**EXERCISE DETAILS:**
Produce a faithful copy of every record below, without the pictures.

<<<<

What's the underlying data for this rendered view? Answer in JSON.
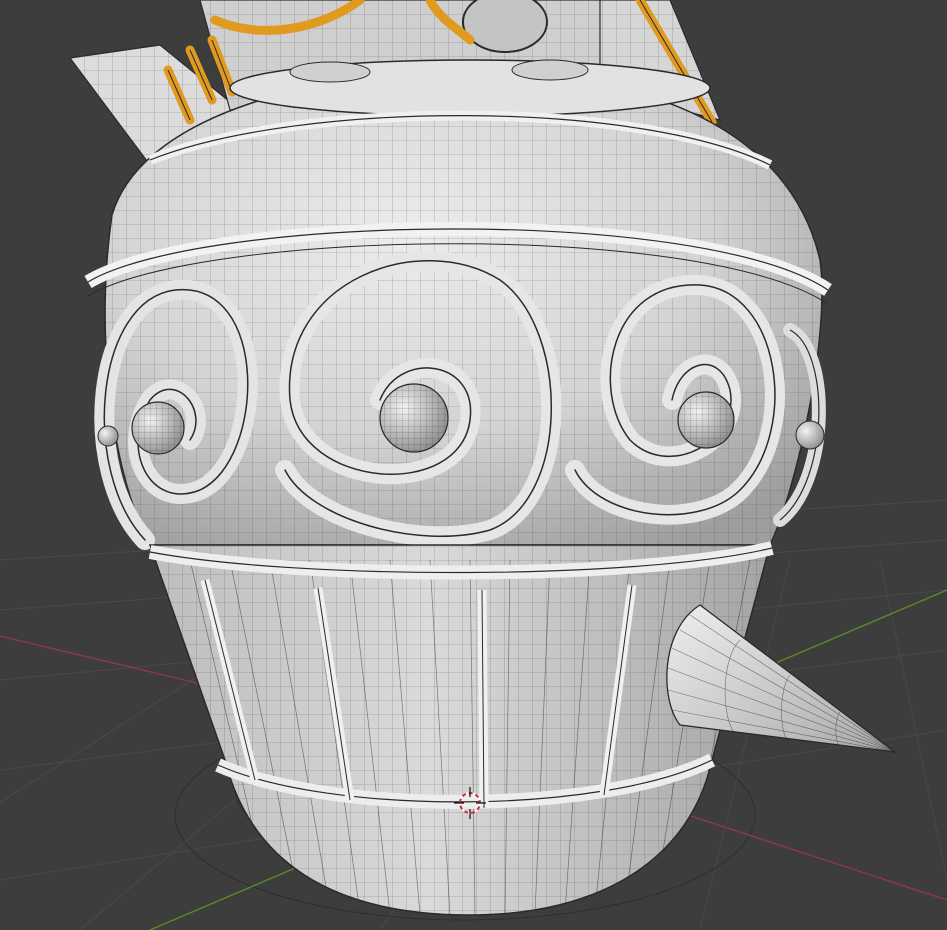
{
  "viewport": {
    "background": "#3d3d3d",
    "grid_color": "#4a4a4a",
    "x_axis_color": "#8c3a44",
    "y_axis_color": "#5a8a2c"
  },
  "model": {
    "surface_color": "#d9d9d9",
    "shadow_color": "#9a9a9a",
    "wire_color": "#2a2a2a",
    "accent_color": "#e09a1f",
    "shading": "wireframe-overlay"
  },
  "icons": {
    "origin": "3d-cursor-icon"
  }
}
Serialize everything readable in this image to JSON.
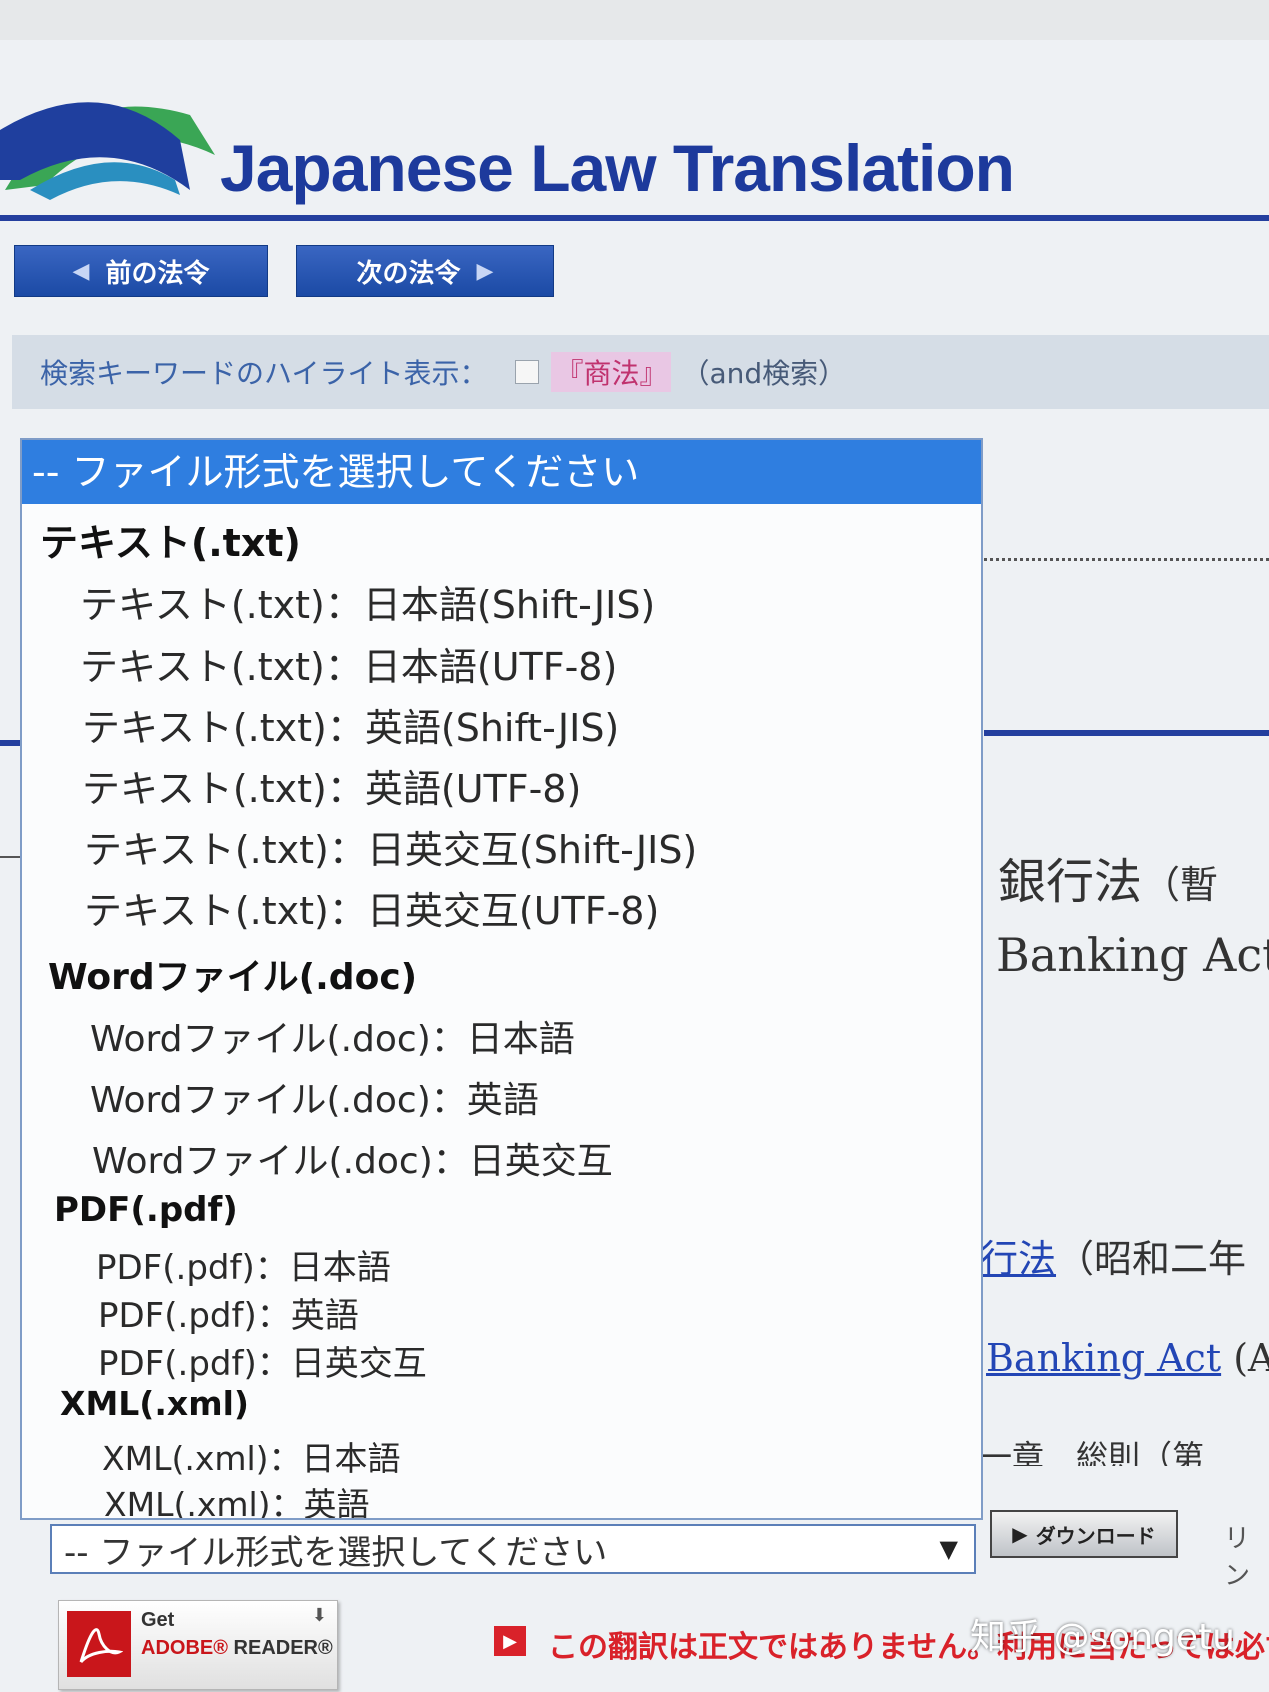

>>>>

**THE COMPLETED TASK:**
What's the underlying data for this rendered view? Answer in JSON.
{
  "viewport": {
    "background": "#3d3d3d",
    "grid_color": "#4a4a4a",
    "x_axis_color": "#8c3a44",
    "y_axis_color": "#5a8a2c"
  },
  "model": {
    "surface_color": "#d9d9d9",
    "shadow_color": "#9a9a9a",
    "wire_color": "#2a2a2a",
    "accent_color": "#e09a1f",
    "shading": "wireframe-overlay"
  },
  "icons": {
    "origin": "3d-cursor-icon"
  }
}
Serialize everything readable in this image to JSON.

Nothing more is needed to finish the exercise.